The TikTok platform demands interaction, in a way that can be conceived of as reminiscent of demanding us to interact with Indigenous people, stories, and culture. This is not to say in an oppressive sense, though; it is showing us the fun, relatable, lighthearted aspects of Indigenous thought and perspectives. The essay gets a bit into the manipulation tactics of the internet and social media, and how it plays on the human brain psychologically. We typically “delight in repetition,” and TikTok uses repetition in showing Indigenous content based on what the user clicked on previously. Because of the way TikTok works, it is like the website is using natural, psychological human behaviour tricks to get Indigenous stories to the forefront of our minds, or to gain awareness of them by them being on TikTok’s front page. Here, Indigenous culture clashes with internet culture, or the mechanisms of social media websites — for example, privacy issues, and suggesting content based on our browsing history. Indigenous culture is brought into this algorithm of eliciting views, making Indigenous culture more exposed. Perhaps the algorithm takes over and disseminates and spreads Indigenous stories for more internet users to view. This phenomenon is like the opposite of the colonialist agenda of silencing Indigenous people — TikTok offers a space for Indigenous content to be seen and shared. While attempts have been made to silence Indigenous people, Indigenous people have also become used to being surveilled. This factors into the way they choose to use and engage with TikTok, by unapologetically sharing their viewpoints rather than hiding or holding back their unique perspective. The essay repeatedly mentions Indigenous joy, which brings a fresh perspective that many non-Indigenous people are not usually exposed to, having only been shown or educated on the hardships of Indigenous history. Bringing up Indigenous joy is refreshing and provides a welcome counterpoint to all the challenges Indigenous people have had to talk about and face. It is nice to laugh for a change, or to show that Indigenous people still like to have fun just like any other culture.

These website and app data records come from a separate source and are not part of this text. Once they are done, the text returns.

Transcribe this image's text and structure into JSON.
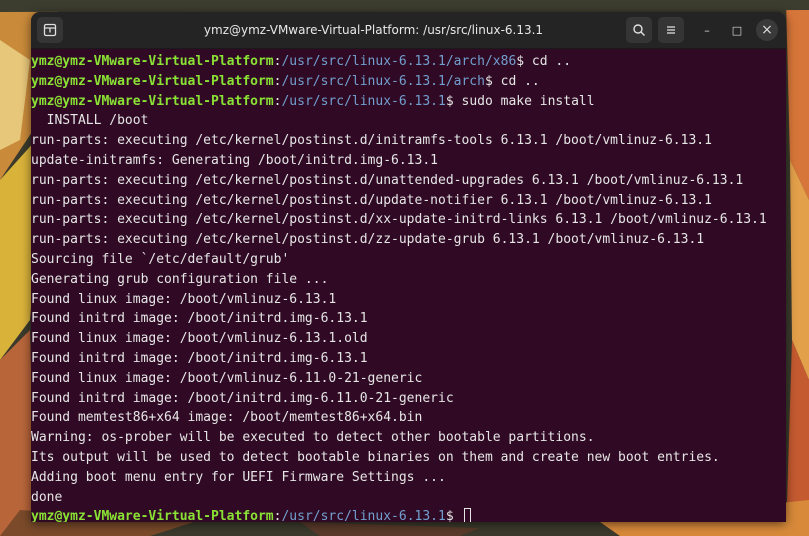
{
  "window": {
    "title": "ymz@ymz-VMware-Virtual-Platform: /usr/src/linux-6.13.1",
    "minimize_glyph": "–",
    "maximize_glyph": "□",
    "close_glyph": "×"
  },
  "terminal": {
    "user_host": "ymz@ymz-VMware-Virtual-Platform",
    "prompt_lines": [
      {
        "path": "/usr/src/linux-6.13.1/arch/x86",
        "command": "$ cd .."
      },
      {
        "path": "/usr/src/linux-6.13.1/arch",
        "command": "$ cd .."
      },
      {
        "path": "/usr/src/linux-6.13.1",
        "command": "$ sudo make install"
      }
    ],
    "output_lines": [
      "  INSTALL /boot",
      "run-parts: executing /etc/kernel/postinst.d/initramfs-tools 6.13.1 /boot/vmlinuz-6.13.1",
      "update-initramfs: Generating /boot/initrd.img-6.13.1",
      "run-parts: executing /etc/kernel/postinst.d/unattended-upgrades 6.13.1 /boot/vmlinuz-6.13.1",
      "run-parts: executing /etc/kernel/postinst.d/update-notifier 6.13.1 /boot/vmlinuz-6.13.1",
      "run-parts: executing /etc/kernel/postinst.d/xx-update-initrd-links 6.13.1 /boot/vmlinuz-6.13.1",
      "run-parts: executing /etc/kernel/postinst.d/zz-update-grub 6.13.1 /boot/vmlinuz-6.13.1",
      "Sourcing file `/etc/default/grub'",
      "Generating grub configuration file ...",
      "Found linux image: /boot/vmlinuz-6.13.1",
      "Found initrd image: /boot/initrd.img-6.13.1",
      "Found linux image: /boot/vmlinuz-6.13.1.old",
      "Found initrd image: /boot/initrd.img-6.13.1",
      "Found linux image: /boot/vmlinuz-6.11.0-21-generic",
      "Found initrd image: /boot/initrd.img-6.11.0-21-generic",
      "Found memtest86+x64 image: /boot/memtest86+x64.bin",
      "Warning: os-prober will be executed to detect other bootable partitions.",
      "Its output will be used to detect bootable binaries on them and create new boot entries.",
      "Adding boot menu entry for UEFI Firmware Settings ...",
      "done"
    ],
    "final_prompt": {
      "path": "/usr/src/linux-6.13.1",
      "command": "$ "
    }
  },
  "colors": {
    "terminal_bg": "#300a24",
    "user_host": "#8ae234",
    "path": "#729fcf",
    "text": "#e6e6e6",
    "titlebar_bg": "#242424"
  },
  "icons": [
    "new-tab-icon",
    "search-icon",
    "hamburger-menu-icon",
    "minimize-icon",
    "maximize-icon",
    "close-icon"
  ]
}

The construction of the essay itself is interesting in that it links to so many Indigenous TikToks. It is like one knowledge space holding and containing several other pieces of knowledge within it. This is similar to the concept mentioned in the lecture 2 video about physical objects holding knowledge, history, and stories — that physical objects which hold knowledge systems are an early form of today’s technologies. TikTok and other social media platforms are now places for Indigenous content creators to enact visual sovereignty. Another point mentioned in the lecture 2 video was the concept of the disappearing Indian, which reminded me of a documentary about the history of film that I watched in a previous class. The documentary addressed how artists’ portraits of Indian people or other people of other exotic cultures back when photographs were first being introduced to the public were more stylized than the real people actually looked; the artist added more costuming and decor, meanwhile in reality the people were dressed more casually. This gave an inaccurate or narrow framework for how the public perceived Indigenous people. In the present, with an abundance of modern technology, Indigenous people can now reach a wide audience with their trendy videos and memes that speak to an authentic Indigenous portrayal of life and culture.